One of the first novel-length pieces of nautical fiction, MR. MIDSHIPMAN EASY (1836) is a funny and easygoing account of the adventures of Jack Easy, a son of privilege who joins the Royal Navy. The work begins as a satire on Jack’s attachment to “the rights of man” that may try the listener’s patience. But despair not, for the story soon settles down as the philosophical midshipman begins his many triumphs over bullies, foul weather, and various damned foreigners of murderous intent.Caveat audiens: This novel employs racial/ethnic epithets and religious stereotypes, as well as taking a rather sunny view of supply-side economics...
|Diary in America, Series Two|
|The King's Own|

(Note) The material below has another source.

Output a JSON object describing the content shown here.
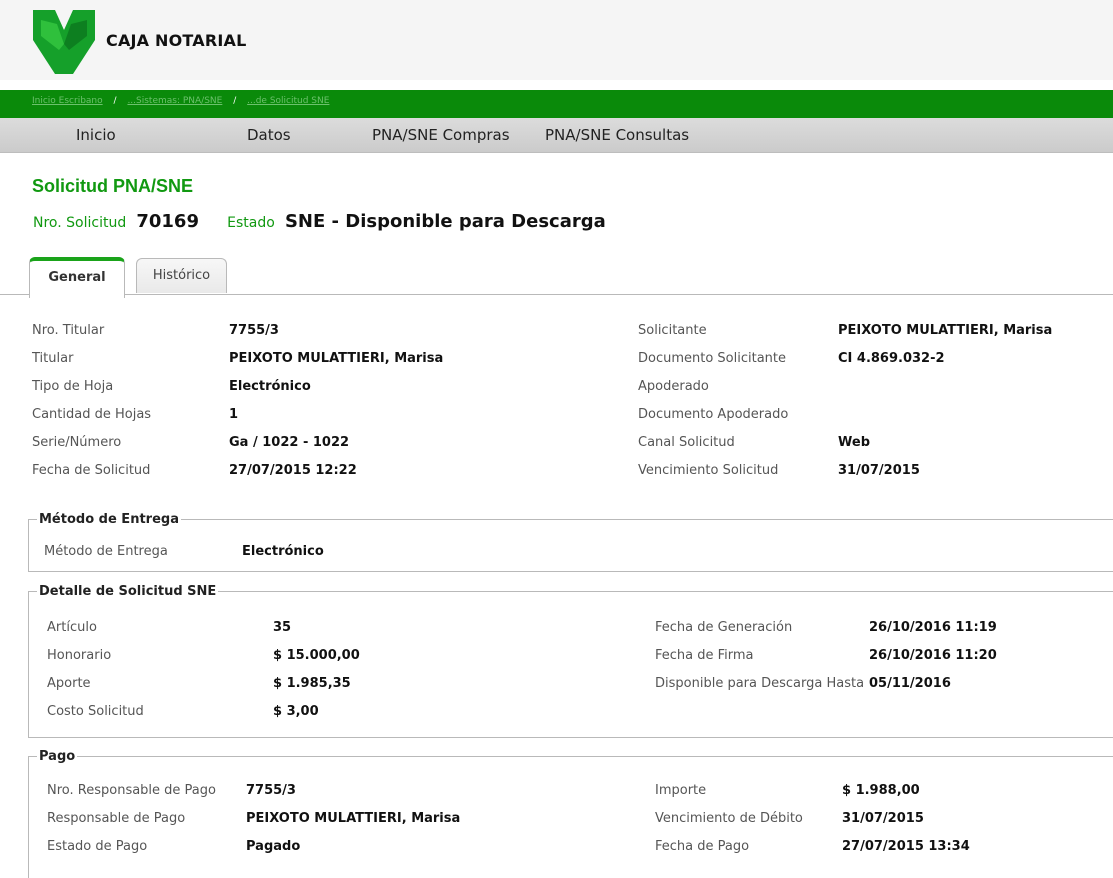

Rebelling against the career chosen for him by his wealthy family, Frederic Marryat joined the Royal Navy in 1806 at the age of 14. He first served as a midshipman in the 38-gun frigate "HMS Imperieuse" commanded by Lord Cochran, 10th Earl of Dundonald whose real life exploits were used by Marryat in his fiction and which formed the basis for other famous fictional characters like Horatio Hornblower and Jack Aubrey. Having survived more than 50 sea battles and attained the rank of Post Captain, he resigned from the Navy and devoted the rest of his life to writing, drawing a good deal on his distinguished career in the Navy and is now considered the Father of Modern Nautical Fiction...
|Frank Mildmay Or, the Naval Officer|
|Newton Forster The Merchant Service|
|Peter Simple; and, The Three Cutters, Vol. 1-2|
Naval Officer, or Scenes in the Life and Adventures of Frank Mildmay
Marryat was a midshipman under Captain Cochrane and this, his first naval adventure, is considered to be a highly autobiographical telling of his adventures with one of Britain's most famous and daring naval captains.
|Diary in America, Series One|